→ WORK ORDER
Where "Security" occurs in a line of the entries below, copy that line.

→ SUPPLIED ENTRIES
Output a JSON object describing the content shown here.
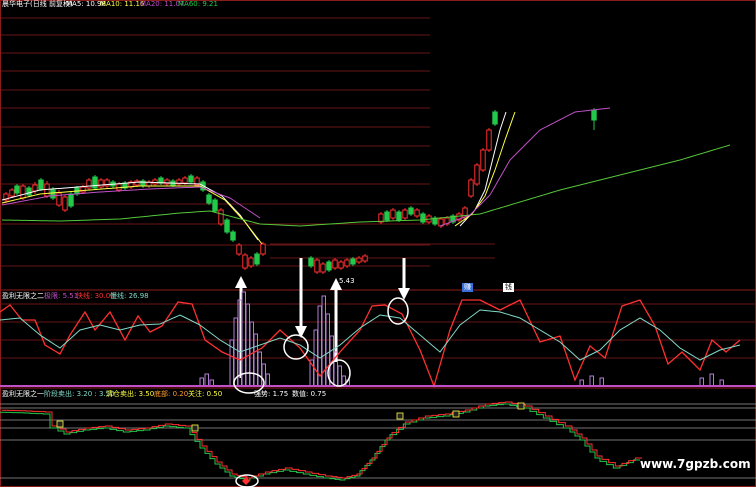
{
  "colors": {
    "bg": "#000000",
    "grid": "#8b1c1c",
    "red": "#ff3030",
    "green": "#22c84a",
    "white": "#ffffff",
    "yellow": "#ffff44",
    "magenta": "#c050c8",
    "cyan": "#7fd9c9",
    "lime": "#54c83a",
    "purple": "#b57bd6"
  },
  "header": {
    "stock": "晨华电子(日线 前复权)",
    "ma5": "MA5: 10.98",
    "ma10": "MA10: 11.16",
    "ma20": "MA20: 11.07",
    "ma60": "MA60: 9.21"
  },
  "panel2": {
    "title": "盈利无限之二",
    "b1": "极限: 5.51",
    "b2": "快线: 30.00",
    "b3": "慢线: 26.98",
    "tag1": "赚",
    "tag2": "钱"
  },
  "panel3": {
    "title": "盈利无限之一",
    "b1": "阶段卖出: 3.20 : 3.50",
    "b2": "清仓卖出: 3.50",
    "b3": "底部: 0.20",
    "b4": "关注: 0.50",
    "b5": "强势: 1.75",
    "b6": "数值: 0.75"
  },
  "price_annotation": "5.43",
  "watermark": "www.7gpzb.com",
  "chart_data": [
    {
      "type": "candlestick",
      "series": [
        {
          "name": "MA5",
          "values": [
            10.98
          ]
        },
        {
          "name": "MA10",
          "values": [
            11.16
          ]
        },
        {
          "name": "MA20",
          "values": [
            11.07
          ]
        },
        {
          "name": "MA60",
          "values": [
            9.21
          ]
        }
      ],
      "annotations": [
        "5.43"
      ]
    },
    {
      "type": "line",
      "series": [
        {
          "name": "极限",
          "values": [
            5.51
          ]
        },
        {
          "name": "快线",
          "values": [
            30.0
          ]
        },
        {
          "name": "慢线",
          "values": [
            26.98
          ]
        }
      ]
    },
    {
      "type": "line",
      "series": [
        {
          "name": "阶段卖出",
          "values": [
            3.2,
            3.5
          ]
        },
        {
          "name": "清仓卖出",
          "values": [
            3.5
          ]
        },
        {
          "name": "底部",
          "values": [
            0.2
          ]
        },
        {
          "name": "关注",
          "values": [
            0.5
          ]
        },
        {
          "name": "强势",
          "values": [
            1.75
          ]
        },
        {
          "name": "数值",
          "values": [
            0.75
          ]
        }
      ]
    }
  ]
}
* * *
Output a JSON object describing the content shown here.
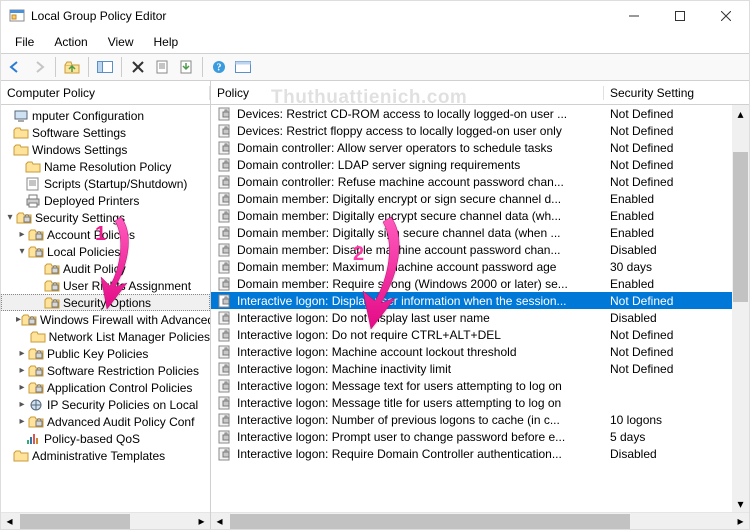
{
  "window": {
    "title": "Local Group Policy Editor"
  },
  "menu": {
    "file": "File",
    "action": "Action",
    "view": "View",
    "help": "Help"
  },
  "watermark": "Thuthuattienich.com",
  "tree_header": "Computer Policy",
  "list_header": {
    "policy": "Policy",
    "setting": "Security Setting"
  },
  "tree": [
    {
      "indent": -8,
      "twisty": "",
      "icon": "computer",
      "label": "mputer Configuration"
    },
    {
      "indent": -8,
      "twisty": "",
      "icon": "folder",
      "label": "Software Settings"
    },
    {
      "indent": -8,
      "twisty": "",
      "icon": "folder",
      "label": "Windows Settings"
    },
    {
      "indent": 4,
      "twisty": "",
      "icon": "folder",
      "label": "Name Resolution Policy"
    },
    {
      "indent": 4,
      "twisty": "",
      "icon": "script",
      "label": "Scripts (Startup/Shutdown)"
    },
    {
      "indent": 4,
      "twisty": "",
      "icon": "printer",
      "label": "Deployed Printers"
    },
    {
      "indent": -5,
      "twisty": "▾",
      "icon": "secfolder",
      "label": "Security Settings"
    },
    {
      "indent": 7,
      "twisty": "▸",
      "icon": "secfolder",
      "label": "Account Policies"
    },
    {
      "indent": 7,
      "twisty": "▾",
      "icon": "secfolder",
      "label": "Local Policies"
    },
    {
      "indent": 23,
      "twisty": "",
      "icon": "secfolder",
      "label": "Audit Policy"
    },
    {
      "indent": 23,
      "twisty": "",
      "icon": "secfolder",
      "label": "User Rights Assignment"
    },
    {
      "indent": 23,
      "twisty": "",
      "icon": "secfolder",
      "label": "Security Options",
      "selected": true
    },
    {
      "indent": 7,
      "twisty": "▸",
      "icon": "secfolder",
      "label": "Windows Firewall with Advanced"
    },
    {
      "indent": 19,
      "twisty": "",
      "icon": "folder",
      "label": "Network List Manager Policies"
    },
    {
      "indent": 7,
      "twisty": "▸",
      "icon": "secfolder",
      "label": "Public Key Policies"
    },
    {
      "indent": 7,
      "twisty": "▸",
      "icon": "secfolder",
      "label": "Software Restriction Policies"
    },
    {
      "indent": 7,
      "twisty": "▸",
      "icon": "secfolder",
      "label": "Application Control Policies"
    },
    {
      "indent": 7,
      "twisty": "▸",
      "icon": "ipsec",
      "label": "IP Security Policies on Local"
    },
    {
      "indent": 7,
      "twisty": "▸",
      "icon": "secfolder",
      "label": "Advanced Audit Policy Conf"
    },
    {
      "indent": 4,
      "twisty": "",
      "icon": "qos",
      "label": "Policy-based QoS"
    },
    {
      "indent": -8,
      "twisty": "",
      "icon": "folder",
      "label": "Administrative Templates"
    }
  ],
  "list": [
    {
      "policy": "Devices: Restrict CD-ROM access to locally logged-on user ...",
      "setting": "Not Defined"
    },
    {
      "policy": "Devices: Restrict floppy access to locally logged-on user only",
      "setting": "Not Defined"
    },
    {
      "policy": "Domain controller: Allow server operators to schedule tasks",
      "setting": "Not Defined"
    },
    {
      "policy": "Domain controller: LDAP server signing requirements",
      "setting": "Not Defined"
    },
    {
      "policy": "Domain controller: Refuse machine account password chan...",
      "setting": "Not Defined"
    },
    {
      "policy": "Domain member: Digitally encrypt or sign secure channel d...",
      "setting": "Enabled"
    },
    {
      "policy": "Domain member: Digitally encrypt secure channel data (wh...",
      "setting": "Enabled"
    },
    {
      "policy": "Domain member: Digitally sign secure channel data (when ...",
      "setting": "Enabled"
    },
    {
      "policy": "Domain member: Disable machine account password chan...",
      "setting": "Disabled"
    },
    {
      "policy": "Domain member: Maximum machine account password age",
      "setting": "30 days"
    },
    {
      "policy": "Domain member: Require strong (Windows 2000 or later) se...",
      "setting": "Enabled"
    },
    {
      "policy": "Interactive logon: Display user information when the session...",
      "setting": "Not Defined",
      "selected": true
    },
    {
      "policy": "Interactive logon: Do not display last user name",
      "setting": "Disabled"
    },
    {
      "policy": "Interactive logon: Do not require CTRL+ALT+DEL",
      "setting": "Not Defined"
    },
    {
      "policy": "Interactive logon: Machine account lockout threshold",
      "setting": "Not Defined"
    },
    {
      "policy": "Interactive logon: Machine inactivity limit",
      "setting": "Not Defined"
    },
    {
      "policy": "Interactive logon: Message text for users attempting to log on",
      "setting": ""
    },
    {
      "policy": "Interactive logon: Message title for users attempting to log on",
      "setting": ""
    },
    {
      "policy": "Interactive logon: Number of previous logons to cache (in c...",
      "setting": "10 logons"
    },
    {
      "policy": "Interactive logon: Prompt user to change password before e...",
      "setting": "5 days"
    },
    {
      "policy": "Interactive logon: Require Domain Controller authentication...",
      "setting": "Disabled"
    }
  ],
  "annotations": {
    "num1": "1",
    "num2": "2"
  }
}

→ TASK ANSWER
    "setting": "Security Setting"
      "label": "Security Settings"
      "label": "Security Options",
      "label": "IP Security Policies on Local"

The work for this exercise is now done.